Oregon has struggled to find the right set of CE requirements. Since 2010, there have been two attempts to correct problems, but the program continues to be criticized.
The following article was written by CCB Administrator James Denno for the Summer 2016 CCB newsletter.
Since first requiring continuing education (CE) for contractors in 2010, Oregon has struggled to find the right set of requirements that are meaningful for contractors without being onerous. Since 2010, there have been two attempts to correct problems with the requirements for residential contractors. The most recent version of the requirements took effect January 1, 2014.
Since then, contractors have continued to criticize the program. Common complaints are that courses are not relevant, choices of courses and providers are too limited, and costs are too high. We have also heard from stakeholder groups and legislators, many of whom share these same frustrations. We have been listening to you!
We decided to conduct a survey to see what changes we could make that would result in a meaningful CE program that contractors would value. The main themes from the results of the survey were: contractors want to choose the courses they feel are most helpful and relevant to their work; they want more choices of providers where they can take courses; they want exemptions from some requirements if they are required to complete CE for other licenses they hold; and they want to see the costs reduced.
The Board approved a course of action to amend the CE requirements to accomplish these changes, which requires a combination of rule changes and legislation to change the law. The rule changes took effect July 1.
In the new rules, we have expanded CE exemptions for contractors who have electrical, plumbing, master builder, landscape contractor, home inspector, or architect and engineer licenses.
To accomplish the rest of the necessary changes to the CE requirements, we have introduced legislation for the 2017 legislature. If the legislation is successful, it will allow the CCB to give our courses free of charge (eliminating the $45 for three hours contractors now pay); it will give contractors more choice over the courses they want to take; and it will allow participation of more CE providers by eliminating the provider fees. We may need to request a modest increase in the contractor license fee to replace lost revenue from the CE program. We are currently developing our budget for 2017- 19 to determine if this will be necessary.
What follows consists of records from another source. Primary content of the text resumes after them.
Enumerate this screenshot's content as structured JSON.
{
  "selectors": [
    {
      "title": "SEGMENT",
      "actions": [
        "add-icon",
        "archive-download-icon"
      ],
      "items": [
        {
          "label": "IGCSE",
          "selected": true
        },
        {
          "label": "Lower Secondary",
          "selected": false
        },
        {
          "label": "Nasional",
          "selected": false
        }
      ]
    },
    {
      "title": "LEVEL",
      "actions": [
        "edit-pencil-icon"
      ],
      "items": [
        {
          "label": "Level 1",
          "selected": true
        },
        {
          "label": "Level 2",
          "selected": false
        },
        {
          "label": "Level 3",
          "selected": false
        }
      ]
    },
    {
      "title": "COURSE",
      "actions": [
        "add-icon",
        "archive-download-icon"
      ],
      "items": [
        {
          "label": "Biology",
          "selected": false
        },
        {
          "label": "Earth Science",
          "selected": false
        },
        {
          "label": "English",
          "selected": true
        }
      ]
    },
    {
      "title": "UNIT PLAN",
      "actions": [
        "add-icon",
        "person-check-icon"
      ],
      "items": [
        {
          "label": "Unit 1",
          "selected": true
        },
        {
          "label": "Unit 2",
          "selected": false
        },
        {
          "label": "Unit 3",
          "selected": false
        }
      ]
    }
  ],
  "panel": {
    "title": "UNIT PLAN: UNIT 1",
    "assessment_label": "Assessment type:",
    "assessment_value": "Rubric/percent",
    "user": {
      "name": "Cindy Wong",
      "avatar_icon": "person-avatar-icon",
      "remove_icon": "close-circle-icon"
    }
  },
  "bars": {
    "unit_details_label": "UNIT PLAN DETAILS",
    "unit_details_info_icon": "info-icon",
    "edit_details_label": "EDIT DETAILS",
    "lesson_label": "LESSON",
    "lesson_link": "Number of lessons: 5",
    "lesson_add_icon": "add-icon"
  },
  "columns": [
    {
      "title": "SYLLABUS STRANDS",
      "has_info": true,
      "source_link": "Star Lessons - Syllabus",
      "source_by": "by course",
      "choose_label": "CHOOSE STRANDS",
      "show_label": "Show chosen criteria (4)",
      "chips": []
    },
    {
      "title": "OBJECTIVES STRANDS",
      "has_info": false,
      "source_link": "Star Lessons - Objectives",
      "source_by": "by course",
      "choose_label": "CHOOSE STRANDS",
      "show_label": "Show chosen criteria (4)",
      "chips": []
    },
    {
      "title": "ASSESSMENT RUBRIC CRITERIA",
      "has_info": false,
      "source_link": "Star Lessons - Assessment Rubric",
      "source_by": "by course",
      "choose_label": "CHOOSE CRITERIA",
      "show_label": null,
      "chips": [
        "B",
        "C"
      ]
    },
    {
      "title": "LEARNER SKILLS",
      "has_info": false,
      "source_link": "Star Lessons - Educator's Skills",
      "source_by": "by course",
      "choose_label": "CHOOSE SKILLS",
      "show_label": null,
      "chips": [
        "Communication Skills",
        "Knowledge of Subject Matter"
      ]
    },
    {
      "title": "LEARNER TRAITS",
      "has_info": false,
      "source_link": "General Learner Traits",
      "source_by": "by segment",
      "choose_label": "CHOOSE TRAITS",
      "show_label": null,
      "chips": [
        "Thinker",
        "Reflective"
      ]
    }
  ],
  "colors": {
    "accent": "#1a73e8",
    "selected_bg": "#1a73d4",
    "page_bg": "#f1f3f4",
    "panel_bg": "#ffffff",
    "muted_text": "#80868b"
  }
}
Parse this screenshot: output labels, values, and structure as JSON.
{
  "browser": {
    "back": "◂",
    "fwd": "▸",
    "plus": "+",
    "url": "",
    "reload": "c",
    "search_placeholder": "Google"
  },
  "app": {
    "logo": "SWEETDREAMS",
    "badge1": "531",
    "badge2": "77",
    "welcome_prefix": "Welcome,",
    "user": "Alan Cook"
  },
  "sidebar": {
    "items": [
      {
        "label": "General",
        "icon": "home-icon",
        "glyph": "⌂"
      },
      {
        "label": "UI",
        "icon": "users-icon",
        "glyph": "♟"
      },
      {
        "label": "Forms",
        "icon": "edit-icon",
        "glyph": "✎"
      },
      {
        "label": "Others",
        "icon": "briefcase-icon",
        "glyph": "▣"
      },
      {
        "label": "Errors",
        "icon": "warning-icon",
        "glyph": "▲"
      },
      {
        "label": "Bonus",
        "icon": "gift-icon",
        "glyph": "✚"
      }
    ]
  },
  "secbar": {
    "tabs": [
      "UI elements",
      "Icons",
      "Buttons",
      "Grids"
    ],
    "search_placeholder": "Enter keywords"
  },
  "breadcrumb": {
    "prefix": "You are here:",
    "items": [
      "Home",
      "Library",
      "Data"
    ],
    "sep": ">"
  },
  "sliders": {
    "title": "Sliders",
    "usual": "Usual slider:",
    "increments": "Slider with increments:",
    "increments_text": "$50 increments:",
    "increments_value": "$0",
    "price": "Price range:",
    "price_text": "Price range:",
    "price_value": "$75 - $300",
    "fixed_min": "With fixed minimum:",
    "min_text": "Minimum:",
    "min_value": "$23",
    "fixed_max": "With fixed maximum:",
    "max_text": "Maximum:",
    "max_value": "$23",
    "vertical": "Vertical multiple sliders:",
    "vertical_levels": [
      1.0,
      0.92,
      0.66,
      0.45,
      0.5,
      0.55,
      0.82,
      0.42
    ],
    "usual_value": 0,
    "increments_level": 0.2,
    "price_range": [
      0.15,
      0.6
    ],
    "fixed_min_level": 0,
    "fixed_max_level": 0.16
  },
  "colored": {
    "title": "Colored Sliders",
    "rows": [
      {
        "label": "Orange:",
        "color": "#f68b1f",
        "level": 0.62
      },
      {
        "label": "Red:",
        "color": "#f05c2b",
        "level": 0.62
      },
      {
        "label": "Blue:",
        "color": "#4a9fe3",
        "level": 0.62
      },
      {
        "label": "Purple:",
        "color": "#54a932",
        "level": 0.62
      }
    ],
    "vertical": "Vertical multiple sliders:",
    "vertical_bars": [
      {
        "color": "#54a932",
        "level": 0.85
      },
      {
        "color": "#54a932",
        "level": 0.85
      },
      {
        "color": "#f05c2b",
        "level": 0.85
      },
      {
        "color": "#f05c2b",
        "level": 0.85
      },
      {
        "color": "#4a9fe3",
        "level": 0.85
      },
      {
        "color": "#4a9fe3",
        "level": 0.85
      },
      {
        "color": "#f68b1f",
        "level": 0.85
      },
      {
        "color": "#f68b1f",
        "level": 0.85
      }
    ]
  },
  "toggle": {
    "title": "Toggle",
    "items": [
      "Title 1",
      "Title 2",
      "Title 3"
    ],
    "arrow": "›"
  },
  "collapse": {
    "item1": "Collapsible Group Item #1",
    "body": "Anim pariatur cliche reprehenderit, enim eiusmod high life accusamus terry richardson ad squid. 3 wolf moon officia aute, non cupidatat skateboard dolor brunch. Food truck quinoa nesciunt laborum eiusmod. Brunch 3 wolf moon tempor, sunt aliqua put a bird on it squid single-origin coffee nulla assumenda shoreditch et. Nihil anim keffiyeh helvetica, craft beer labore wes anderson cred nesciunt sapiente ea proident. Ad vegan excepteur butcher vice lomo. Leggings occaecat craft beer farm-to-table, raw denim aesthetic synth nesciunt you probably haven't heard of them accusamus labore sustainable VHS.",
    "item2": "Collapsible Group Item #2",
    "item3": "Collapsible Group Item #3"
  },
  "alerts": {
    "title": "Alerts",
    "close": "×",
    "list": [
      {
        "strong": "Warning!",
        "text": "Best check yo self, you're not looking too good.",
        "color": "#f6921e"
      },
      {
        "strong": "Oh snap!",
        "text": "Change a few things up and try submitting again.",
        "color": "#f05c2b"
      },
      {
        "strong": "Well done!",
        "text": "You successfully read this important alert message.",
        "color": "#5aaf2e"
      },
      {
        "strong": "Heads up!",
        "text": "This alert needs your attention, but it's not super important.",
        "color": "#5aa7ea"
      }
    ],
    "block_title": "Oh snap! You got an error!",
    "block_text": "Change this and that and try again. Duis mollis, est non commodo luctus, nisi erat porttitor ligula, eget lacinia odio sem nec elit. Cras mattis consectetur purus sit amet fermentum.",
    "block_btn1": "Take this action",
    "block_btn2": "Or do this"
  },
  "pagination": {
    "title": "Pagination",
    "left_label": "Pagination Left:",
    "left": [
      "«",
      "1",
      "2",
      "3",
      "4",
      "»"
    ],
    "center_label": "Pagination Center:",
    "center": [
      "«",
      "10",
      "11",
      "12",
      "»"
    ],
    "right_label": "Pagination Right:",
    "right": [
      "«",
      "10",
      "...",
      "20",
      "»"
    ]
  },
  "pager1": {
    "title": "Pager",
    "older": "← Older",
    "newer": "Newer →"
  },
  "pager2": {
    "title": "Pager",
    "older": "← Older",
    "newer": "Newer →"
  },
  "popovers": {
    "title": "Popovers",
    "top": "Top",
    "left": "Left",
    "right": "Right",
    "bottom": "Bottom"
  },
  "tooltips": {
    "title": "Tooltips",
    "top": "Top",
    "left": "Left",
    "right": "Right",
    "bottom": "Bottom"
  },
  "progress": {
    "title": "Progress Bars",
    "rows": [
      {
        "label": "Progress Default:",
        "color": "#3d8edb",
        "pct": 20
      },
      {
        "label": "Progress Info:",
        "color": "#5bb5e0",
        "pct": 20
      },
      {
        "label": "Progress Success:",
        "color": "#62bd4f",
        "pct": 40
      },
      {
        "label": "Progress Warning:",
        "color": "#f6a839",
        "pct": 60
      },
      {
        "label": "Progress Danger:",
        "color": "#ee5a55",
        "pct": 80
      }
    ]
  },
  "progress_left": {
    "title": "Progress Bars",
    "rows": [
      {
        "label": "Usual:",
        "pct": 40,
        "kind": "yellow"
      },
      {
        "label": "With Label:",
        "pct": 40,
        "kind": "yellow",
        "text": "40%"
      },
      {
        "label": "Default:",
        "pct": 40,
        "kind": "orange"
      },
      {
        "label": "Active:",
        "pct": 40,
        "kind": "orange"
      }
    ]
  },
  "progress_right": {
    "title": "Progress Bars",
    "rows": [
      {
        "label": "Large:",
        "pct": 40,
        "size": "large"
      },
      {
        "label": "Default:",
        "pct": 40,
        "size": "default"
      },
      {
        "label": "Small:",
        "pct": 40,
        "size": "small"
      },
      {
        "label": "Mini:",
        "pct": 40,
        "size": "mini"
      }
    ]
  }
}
We are listening to you! We will keep you informed. If you have comments on continuing education, feel free to share your thoughts with us. You can reach our Education section at 503-934-2227. Meanwhile, the details of the July 1 rule changes are as follows:
Exemptions from continuing education: As of July 1, this is a summary of all contractors that are now exempt from continuing education. This list applies to both residential and commercial contractors.
- Architects (if an owner or officer is a licensed architect)
- Developers • Engineers (if an owner or officer is a licensed engineer)
- Electricians (if an owner, officer or employee is a licensed plumber)
- Plumbers (if an owner, officer or employee is a licensed plumber)
- Boiler contractors
- Elevator contractors
- Renewable energy contractor
- Pump installation contractors
- Limited sign contractors
- Landscape contractors who are construction contractors
- Home inspectors (must still complete continuing education for the home inspector certification but no longer for the CCB license)
- Master builders (if actively licensed as such through the Building Codes Division)
Pre-license education: These two changes affect the pre-licensure program.
- Timeline for applying for a CCB license: Applicants must apply for their license within two years of the date they pass the exam. (The former rule gave contractors two years from the date they completed training to apply for a CCB license.)
- Optional path to contractor licensure: The CCB now accepts the National Association of State Contractors Licensing Agencies (NASCLA) contractor exam. Applicants still must pass the Oregon pre-licensure exam but do not have to take the 16-hour pre-licensure training.
Home inspectors: The CCB grants hour-for-hour continuing education credit for home inspectors who host “ride alongs” for home inspector applicants. Find a form on the CCB website that must be signed by both the hosting home inspector and the home inspector-in-training.